Motor Accident Insurance Commission (MAIC)
In Queensland, you must have CTP insurance to register your vehicle. CTP in Qld is a separate component, but is included in your registration payment.
The regulatory authority for CTP insurance Qld is the Motor Accident Insurance Commission (MAIC). The MAIC is funded by a levy imposed on each vehicle registration. The MAIC deducts levies from the payment (including their own funding levy) before the remaining proceeds are sent to the insurer.
In Qld, you are allowed to change your CTP insurer every time you renew your registration. You must retain that insurer for the duration of your registration.
CTP insurance in Qld is a common law, fault-based scheme and provides unlimited liability.
The current Qld scheme will cover injury claims caused by a motor vehicle, but only if the injured person can identify the motorist at fault and prove negligence by that motorist. If an injured person cannot prove negligence (or if the injured person is the driver at fault), then they are not able to make a claim under CTP insurance.

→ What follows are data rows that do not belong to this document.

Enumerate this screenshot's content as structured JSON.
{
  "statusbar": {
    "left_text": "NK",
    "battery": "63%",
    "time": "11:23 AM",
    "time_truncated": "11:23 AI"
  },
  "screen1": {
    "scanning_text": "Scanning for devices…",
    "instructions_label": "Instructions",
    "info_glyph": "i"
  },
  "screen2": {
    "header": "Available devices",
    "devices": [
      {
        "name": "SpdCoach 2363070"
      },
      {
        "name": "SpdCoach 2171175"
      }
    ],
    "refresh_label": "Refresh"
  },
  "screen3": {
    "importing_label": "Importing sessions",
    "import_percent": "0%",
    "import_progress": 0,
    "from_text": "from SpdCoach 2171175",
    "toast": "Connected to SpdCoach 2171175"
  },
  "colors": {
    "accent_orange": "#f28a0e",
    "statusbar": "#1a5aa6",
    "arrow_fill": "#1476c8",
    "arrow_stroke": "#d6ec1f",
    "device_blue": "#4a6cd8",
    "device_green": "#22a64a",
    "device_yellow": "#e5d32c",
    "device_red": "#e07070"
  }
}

The MAIC site advises that if you are injured and there is no at-fault vehicle, “you will need to rely on sick leave, social security, Medicare and the public health system, unless you have other personal injury insurance and/or private health insurance”.
However, some CTP insurers will offer an additional benefit to cover this gap with At-Fault Driver Cover for serious injury or death. The MAIC operates as Nominal Defendant in cases where the at-fault vehicle is not insured or cannot be identified (for example, a hit and run accident).
In case of catastrophic injury in an accident after 1 July 2016, you may be able to get treatment, care and support through the National Injury Insurance Scheme Queensland.
The MAIC sets a floor and ceiling price range for CTP insurance premiums every quarter. Insurers can then adjust their premiums but must always remain within the MAIC price range.
In Qld the only adjustment an insurer can make is with regard to the type of vehicle. For example, all cars are classified as Category 1. This means all cars across the state are charged the same premium by that insurer.
The 12 months premium for Class 1 cars and station wagons commencing between 1 January and 31 March 2021 is $351.60.
The total insurance premium pool in Qld in 2019-20 was $1.68 billion (MAIC Annual Report 2019-20).
A roadworthy certificate is known as a safety certificate in Qld. Only approved inspection stations (AIS) can issue safety certificates. You need a safety certificate when you want to:
- Sell a registered light vehicle
- Register an unregistered vehicle
- Transfer registration to Qld from interstate
- Transfer to another owner.
Queensland CTP insurer market share
Four insurers provide CTP insurance cover in Queensland. Market share by premium at December 2020 was:
- Allianz 26.3%
- QBE 7.9%
- RACQ 22.7%
- Suncorp 43.1%
The dominance of Suncorp is mainly because it is a Queensland-based CTP insurer.